Directions: Copy, from the material below, each line where "icon" shows up.

Source material:
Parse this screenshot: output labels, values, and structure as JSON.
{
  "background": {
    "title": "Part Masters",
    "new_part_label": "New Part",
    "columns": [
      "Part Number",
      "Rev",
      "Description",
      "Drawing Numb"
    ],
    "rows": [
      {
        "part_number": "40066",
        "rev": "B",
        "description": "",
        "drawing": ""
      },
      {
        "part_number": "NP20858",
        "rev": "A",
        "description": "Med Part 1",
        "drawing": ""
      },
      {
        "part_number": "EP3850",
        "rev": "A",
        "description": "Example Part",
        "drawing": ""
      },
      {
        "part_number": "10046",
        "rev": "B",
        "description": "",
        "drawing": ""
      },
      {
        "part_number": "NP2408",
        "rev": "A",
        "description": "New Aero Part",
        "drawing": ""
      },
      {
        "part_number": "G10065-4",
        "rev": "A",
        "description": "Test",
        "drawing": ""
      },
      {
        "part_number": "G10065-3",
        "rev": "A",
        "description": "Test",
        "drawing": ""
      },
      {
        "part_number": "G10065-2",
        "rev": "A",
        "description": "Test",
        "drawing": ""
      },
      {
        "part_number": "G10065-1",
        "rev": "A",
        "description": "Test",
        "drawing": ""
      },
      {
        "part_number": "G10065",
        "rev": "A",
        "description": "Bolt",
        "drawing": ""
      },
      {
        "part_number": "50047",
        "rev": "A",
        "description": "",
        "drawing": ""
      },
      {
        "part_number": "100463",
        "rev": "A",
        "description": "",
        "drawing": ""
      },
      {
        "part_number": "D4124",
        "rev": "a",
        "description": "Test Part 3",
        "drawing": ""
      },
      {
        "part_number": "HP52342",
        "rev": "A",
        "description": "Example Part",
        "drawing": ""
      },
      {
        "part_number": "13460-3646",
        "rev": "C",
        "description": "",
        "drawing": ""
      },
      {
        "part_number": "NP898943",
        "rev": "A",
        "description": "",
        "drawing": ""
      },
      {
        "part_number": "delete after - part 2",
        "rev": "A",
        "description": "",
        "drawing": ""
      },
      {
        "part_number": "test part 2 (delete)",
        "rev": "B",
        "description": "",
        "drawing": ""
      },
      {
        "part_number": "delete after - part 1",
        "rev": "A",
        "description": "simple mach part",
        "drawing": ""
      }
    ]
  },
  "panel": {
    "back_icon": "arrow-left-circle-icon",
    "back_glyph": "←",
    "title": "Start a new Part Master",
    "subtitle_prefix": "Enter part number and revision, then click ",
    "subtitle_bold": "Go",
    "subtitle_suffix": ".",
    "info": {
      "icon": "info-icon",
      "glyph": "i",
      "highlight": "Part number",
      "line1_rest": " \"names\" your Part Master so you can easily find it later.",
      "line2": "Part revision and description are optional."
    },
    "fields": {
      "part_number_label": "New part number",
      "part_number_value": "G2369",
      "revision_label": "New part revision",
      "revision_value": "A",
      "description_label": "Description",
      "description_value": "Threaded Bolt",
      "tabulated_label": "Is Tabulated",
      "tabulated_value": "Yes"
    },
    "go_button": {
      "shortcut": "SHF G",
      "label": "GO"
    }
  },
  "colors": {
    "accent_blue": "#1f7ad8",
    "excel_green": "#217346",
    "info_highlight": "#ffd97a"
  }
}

Output below:
    "back_icon": "arrow-left-circle-icon",
      "icon": "info-icon",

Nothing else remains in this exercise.